( FRG), trade here. Japan's Mitsubishi Heavy Industries is the fund's largest holding at 9.7%.

Uranium is one of the word's hottest commodities -- over the past decade, its price has risen three times faster than that of oil. From a low of around $7 a pound in 2000, yellowcake soared more than 1800% to its recent high of $135 in June.

"The world consumes 180 million pounds of uranium a year," says David Miller, president and chief operating officer of Strathmore Minerals, a uranium mine developer. "But the world only produces 105 million pounds a year. The rest comes out of the inventory built up in the 1980s after the industry stopped growing. But, now that inventory is (down to) around 500 million pounds. If mining ceased right now, we would run out in three years."

Mining, enrichment and storage stocks are just about the only way to play the mineral. Uranium futures only started trading on the Nymex in May, and activity is still somewhat anemic, while transactions on the spot market are private and infrequent.

The price of uranium can only benefit as more nuclear power plants come online. The 435 nuclear power plants already online worldwide provide 16% of the globe's electricity, according to the World Nuclear Association. Van Eck says 30 power reactors are currently being constructed in 11 countries and that 70 more are planned.

The 104 commercial reactors in the U.S. produce 20% of the nation's electricity, leaving plenty of room to catch up with Europe and Japan, which get 30% of their electricity from nuclear power. France alone relies on it for 75% of its electricity.

While the price of uranium has fallen to $105 since its June high, Miller, of Strathmore Minerals, predicts higher prices as uranium demand grows 1% to 3% a year. However, after the huge run-up, he thinks a large number of companies in the ETF are fully valued, and few, if any are undervalued.

There are other potential drawbacks, such as safety and waste disposal. Last month, after an earthquake hit Japan, a nuclear-power complex spilled radioactive water from a pool storing spent nuclear-fuel rods. And in 2002, an Ohio plant owned by Davis-Besse nearly suffered a meltdown that could have been much worse that Three Mile Island. This was after it had been warned two years earlier to fix the problem.

Meanwhile, the problem of disposing hazardous nuclear waste hasn't been solved.
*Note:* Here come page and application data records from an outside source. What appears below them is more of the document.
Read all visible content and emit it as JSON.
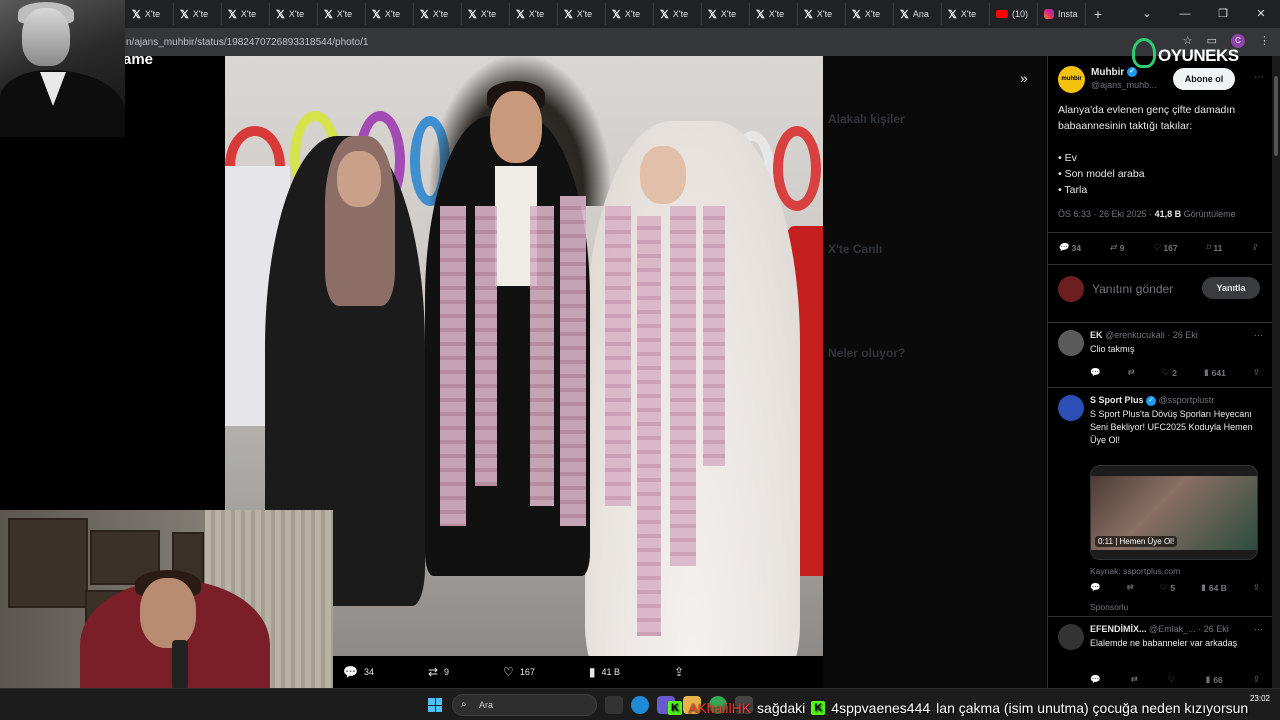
{
  "browser": {
    "tabs": [
      {
        "label": "X'te",
        "icon": "x-icon"
      },
      {
        "label": "X'te",
        "icon": "x-icon"
      },
      {
        "label": "X'te",
        "icon": "x-icon"
      },
      {
        "label": "X'te",
        "icon": "x-icon"
      },
      {
        "label": "X'te",
        "icon": "x-icon"
      },
      {
        "label": "X'te",
        "icon": "x-icon"
      },
      {
        "label": "X'te",
        "icon": "x-icon"
      },
      {
        "label": "X'te",
        "icon": "x-icon"
      },
      {
        "label": "X'te",
        "icon": "x-icon"
      },
      {
        "label": "X'te",
        "icon": "x-icon"
      },
      {
        "label": "X'te",
        "icon": "x-icon"
      },
      {
        "label": "X'te",
        "icon": "x-icon"
      },
      {
        "label": "X'te",
        "icon": "x-icon"
      },
      {
        "label": "X'te",
        "icon": "x-icon"
      },
      {
        "label": "X'te",
        "icon": "x-icon"
      },
      {
        "label": "X'te",
        "icon": "x-icon"
      },
      {
        "label": "Ana",
        "icon": "x-icon"
      },
      {
        "label": "X'te",
        "icon": "x-icon"
      },
      {
        "label": "(10)",
        "icon": "youtube-icon"
      },
      {
        "label": "Insta",
        "icon": "instagram-icon"
      }
    ],
    "new_tab": "+",
    "url": "n/ajans_muhbir/status/1982470726893318544/photo/1",
    "profile_initial": "C",
    "window_controls": [
      "⌄",
      "—",
      "❐",
      "✕"
    ]
  },
  "left": {
    "title_fragment": "ame"
  },
  "photo_bar": {
    "replies": "34",
    "reposts": "9",
    "likes": "167",
    "views": "41 B"
  },
  "logo": {
    "text": "OYUNEKS"
  },
  "tweet": {
    "avatar_text": "muhbir",
    "name": "Muhbir",
    "handle": "@ajans_muhb...",
    "subscribe": "Abone ol",
    "text_line1": "Alanya'da evlenen genç çifte damadın babaannesinin taktığı takılar:",
    "items": [
      "• Ev",
      "• Son model araba",
      "• Tarla"
    ],
    "time": "ÖS 6:33 · 26 Eki 2025 · ",
    "views_value": "41,8 B",
    "views_label": " Görüntüleme",
    "replies": "34",
    "reposts": "9",
    "likes": "167",
    "bookmarks": "11"
  },
  "reply_box": {
    "placeholder": "Yanıtını gönder",
    "button": "Yanıtla"
  },
  "replies": [
    {
      "name": "EK",
      "handle": "@erenkucukali · 26 Eki",
      "text": "Clio takmış",
      "stats": {
        "replies": "",
        "reposts": "",
        "likes": "2",
        "views": "641"
      }
    },
    {
      "name": "S Sport Plus",
      "handle": "@ssportplustr",
      "text": "S Sport Plus'ta Dövüş Sporları Heyecanı Seni Bekliyor! UFC2025 Koduyla Hemen Üye Ol!",
      "video_caption": "0:11  |  Hemen Üye Ol!",
      "source": "Kaynak: ssportplus.com",
      "stats": {
        "replies": "",
        "reposts": "",
        "likes": "5",
        "views": "64 B"
      },
      "sponsored": "Sponsorlu"
    },
    {
      "name": "EFENDİMİX...",
      "handle": "@Emlak_... · 26 Eki",
      "text": "Elalemde ne babanneler var arkadaş",
      "stats": {
        "replies": "",
        "reposts": "",
        "likes": "",
        "views": "66"
      }
    }
  ],
  "background_ghost": {
    "related": "Alakalı kişiler",
    "live": "X'te Canlı",
    "happening": "Neler oluyor?"
  },
  "taskbar": {
    "search_placeholder": "Ara",
    "time": "23:02"
  },
  "chat_ticker": {
    "user": "AKhalilHK",
    "text1": "sağdaki",
    "user2": "4sppvaenes444",
    "text2": "lan çakma (isim unutma) çocuğa neden kızıyorsun"
  }
}
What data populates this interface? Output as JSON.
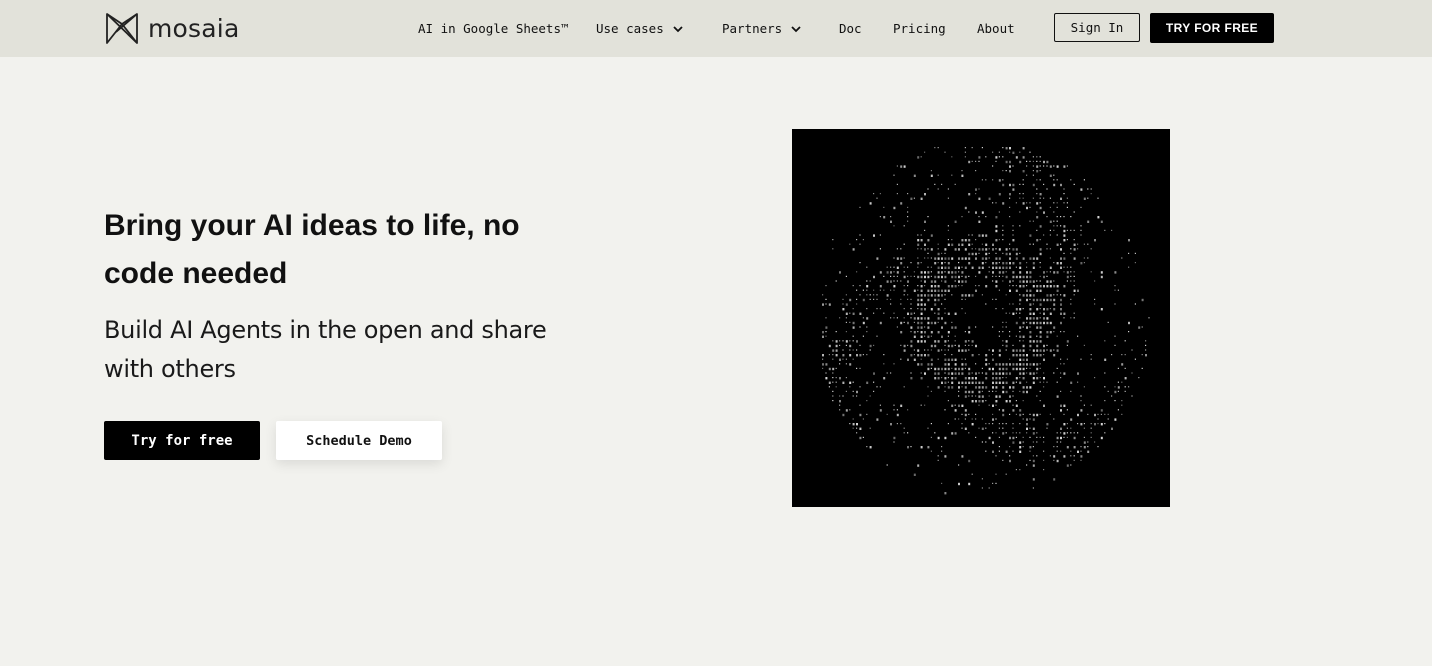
{
  "header": {
    "logo_text": "mosaia",
    "nav": [
      {
        "label": "AI in Google Sheets™",
        "has_dropdown": false
      },
      {
        "label": "Use cases",
        "has_dropdown": true
      },
      {
        "label": "Partners",
        "has_dropdown": true
      },
      {
        "label": "Doc",
        "has_dropdown": false
      },
      {
        "label": "Pricing",
        "has_dropdown": false
      },
      {
        "label": "About",
        "has_dropdown": false
      }
    ],
    "sign_in_label": "Sign In",
    "try_label": "TRY FOR FREE"
  },
  "hero": {
    "title": "Bring your AI ideas to life, no code needed",
    "subtitle": "Build AI Agents in the open and share with others",
    "primary_cta": "Try for free",
    "secondary_cta": "Schedule Demo"
  },
  "art": {
    "description_icon": "ascii-art-image",
    "background": "#000000",
    "glyph_color": "#d9d9d9"
  },
  "colors": {
    "page_bg": "#f2f2ee",
    "header_bg": "#e2e2da",
    "accent": "#000000"
  }
}
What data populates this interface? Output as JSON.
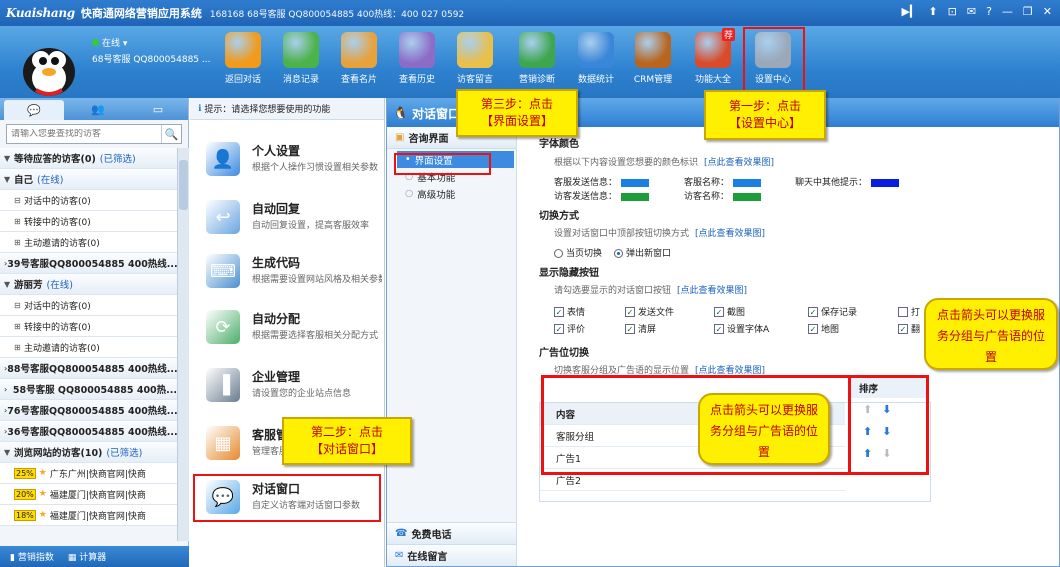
{
  "titlebar": {
    "brand": "Kuaishang",
    "app_title": "快商通网络营销应用系统",
    "info": "168168 68号客服 QQ800054885   400热线：400 027 0592",
    "controls": [
      "▶▎",
      "⬆",
      "⊡",
      "✉",
      "?",
      "—",
      "❐",
      "✕"
    ]
  },
  "user": {
    "status": "在线",
    "name": "68号客服 QQ800054885 ..."
  },
  "toolbar": {
    "items": [
      {
        "label": "返回对话",
        "icon": "back-arrow-icon",
        "color": "#f29a1a"
      },
      {
        "label": "消息记录",
        "icon": "message-icon",
        "color": "#4cb24a"
      },
      {
        "label": "查看名片",
        "icon": "card-icon",
        "color": "#e8a23c"
      },
      {
        "label": "查看历史",
        "icon": "history-icon",
        "color": "#8c6cc6"
      },
      {
        "label": "访客留言",
        "icon": "note-icon",
        "color": "#e8c04a"
      },
      {
        "label": "营销诊断",
        "icon": "diagnose-icon",
        "color": "#3ea64e"
      },
      {
        "label": "数据统计",
        "icon": "stats-icon",
        "color": "#3a86d8"
      },
      {
        "label": "CRM管理",
        "icon": "crm-icon",
        "color": "#b8651f"
      },
      {
        "label": "功能大全",
        "icon": "tools-icon",
        "color": "#d94b2a",
        "badge": "荐"
      },
      {
        "label": "设置中心",
        "icon": "gear-icon",
        "color": "#9aa8b8"
      }
    ]
  },
  "left": {
    "search_placeholder": "请输入您要查找的访客",
    "rows": [
      {
        "type": "group",
        "arrow": "▼",
        "text": "等待应答的访客(0)",
        "tag": "(已筛选)"
      },
      {
        "type": "group",
        "arrow": "▼",
        "text": "自己",
        "tag": "(在线)"
      },
      {
        "type": "sub",
        "arrow": "⊟",
        "text": "对话中的访客(0)"
      },
      {
        "type": "sub",
        "arrow": "⊞",
        "text": "转接中的访客(0)"
      },
      {
        "type": "sub",
        "arrow": "⊞",
        "text": "主动邀请的访客(0)"
      },
      {
        "type": "group",
        "arrow": "›",
        "text": "39号客服QQ800054885  400热线..."
      },
      {
        "type": "group",
        "arrow": "▼",
        "text": "游丽芳",
        "tag": "(在线)"
      },
      {
        "type": "sub",
        "arrow": "⊟",
        "text": "对话中的访客(0)"
      },
      {
        "type": "sub",
        "arrow": "⊞",
        "text": "转接中的访客(0)"
      },
      {
        "type": "sub",
        "arrow": "⊞",
        "text": "主动邀请的访客(0)"
      },
      {
        "type": "group",
        "arrow": "›",
        "text": "88号客服QQ800054885  400热线..."
      },
      {
        "type": "group",
        "arrow": "›",
        "text": "58号客服 QQ800054885  400热..."
      },
      {
        "type": "group",
        "arrow": "›",
        "text": "76号客服QQ800054885  400热线..."
      },
      {
        "type": "group",
        "arrow": "›",
        "text": "36号客服QQ800054885  400热线..."
      },
      {
        "type": "group",
        "arrow": "▼",
        "text": "浏览网站的访客(10)",
        "tag": "(已筛选)"
      },
      {
        "type": "visitor",
        "pct": "25%",
        "text": "广东广州|快商官网|快商"
      },
      {
        "type": "visitor",
        "pct": "20%",
        "text": "福建厦门|快商官网|快商"
      },
      {
        "type": "visitor",
        "pct": "18%",
        "text": "福建厦门|快商官网|快商"
      }
    ],
    "footer": {
      "a": "营销指数",
      "b": "计算器"
    }
  },
  "middle": {
    "hint": "提示：请选择您想要使用的功能",
    "items": [
      {
        "title": "个人设置",
        "desc": "根据个人操作习惯设置相关参数",
        "color": "#3d8be0"
      },
      {
        "title": "自动回复",
        "desc": "自动回复设置，提高客服效率",
        "color": "#6aa5e0"
      },
      {
        "title": "生成代码",
        "desc": "根据需要设置网站风格及相关参数",
        "color": "#4a8fd0"
      },
      {
        "title": "自动分配",
        "desc": "根据需要选择客服相关分配方式",
        "color": "#4cae6a"
      },
      {
        "title": "企业管理",
        "desc": "请设置您的企业站点信息",
        "color": "#6a7c90"
      },
      {
        "title": "客服管理",
        "desc": "管理客服",
        "color": "#e58a2c"
      },
      {
        "title": "对话窗口",
        "desc": "自定义访客端对话窗口参数",
        "color": "#58a8e8"
      }
    ]
  },
  "dialog": {
    "title": "对话窗口",
    "nav": {
      "section": "咨询界面",
      "items": [
        "界面设置",
        "基本功能",
        "高级功能"
      ],
      "bottom1": "免费电话",
      "bottom2": "在线留言"
    },
    "colors": {
      "title": "字体颜色",
      "desc": "根据以下内容设置您想要的颜色标识",
      "link": "[点此查看效果图]",
      "labels": {
        "service_send": "客服发送信息：",
        "visitor_send": "访客发送信息：",
        "service_name": "客服名称：",
        "visitor_name": "访客名称：",
        "chat_prompt": "聊天中其他提示："
      },
      "swatches": {
        "service_send": "#1a7fe0",
        "visitor_send": "#1a9e3a",
        "service_name": "#1a7fe0",
        "visitor_name": "#1a9e3a",
        "chat_prompt": "#0a1ee0"
      }
    },
    "switch": {
      "title": "切换方式",
      "desc": "设置对话窗口中顶部按钮切换方式",
      "link": "[点此查看效果图]",
      "opt1": "当页切换",
      "opt2": "弹出新窗口"
    },
    "buttons": {
      "title": "显示隐藏按钮",
      "desc": "请勾选要显示的对话窗口按钮",
      "link": "[点此查看效果图]",
      "items": [
        "表情",
        "发送文件",
        "截图",
        "保存记录",
        "打",
        "评价",
        "清屏",
        "设置字体A",
        "地图",
        "翻"
      ]
    },
    "ads": {
      "title": "广告位切换",
      "desc": "切换客服分组及广告语的显示位置",
      "link": "[点此查看效果图]",
      "col_content": "内容",
      "col_sort": "排序",
      "rows": [
        "客服分组",
        "广告1",
        "广告2"
      ]
    }
  },
  "callouts": {
    "step1": {
      "line1": "第一步：点击",
      "line2": "【设置中心】"
    },
    "step2": {
      "line1": "第二步：点击",
      "line2": "【对话窗口】"
    },
    "step3": {
      "line1": "第三步：点击",
      "line2": "【界面设置】"
    },
    "arrow1": "点击箭头可以更换服务分组与广告语的位置",
    "arrow2": "点击箭头可以更换服务分组与广告语的位置"
  }
}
And let's not even talk about the possibility of a terrorist attack.

The ETF closed at $36.89 Monday, down 7.8% from its launch at $40 a share. Of course, with the stock market's recent volatility, it wasn't the best time to launch a new security.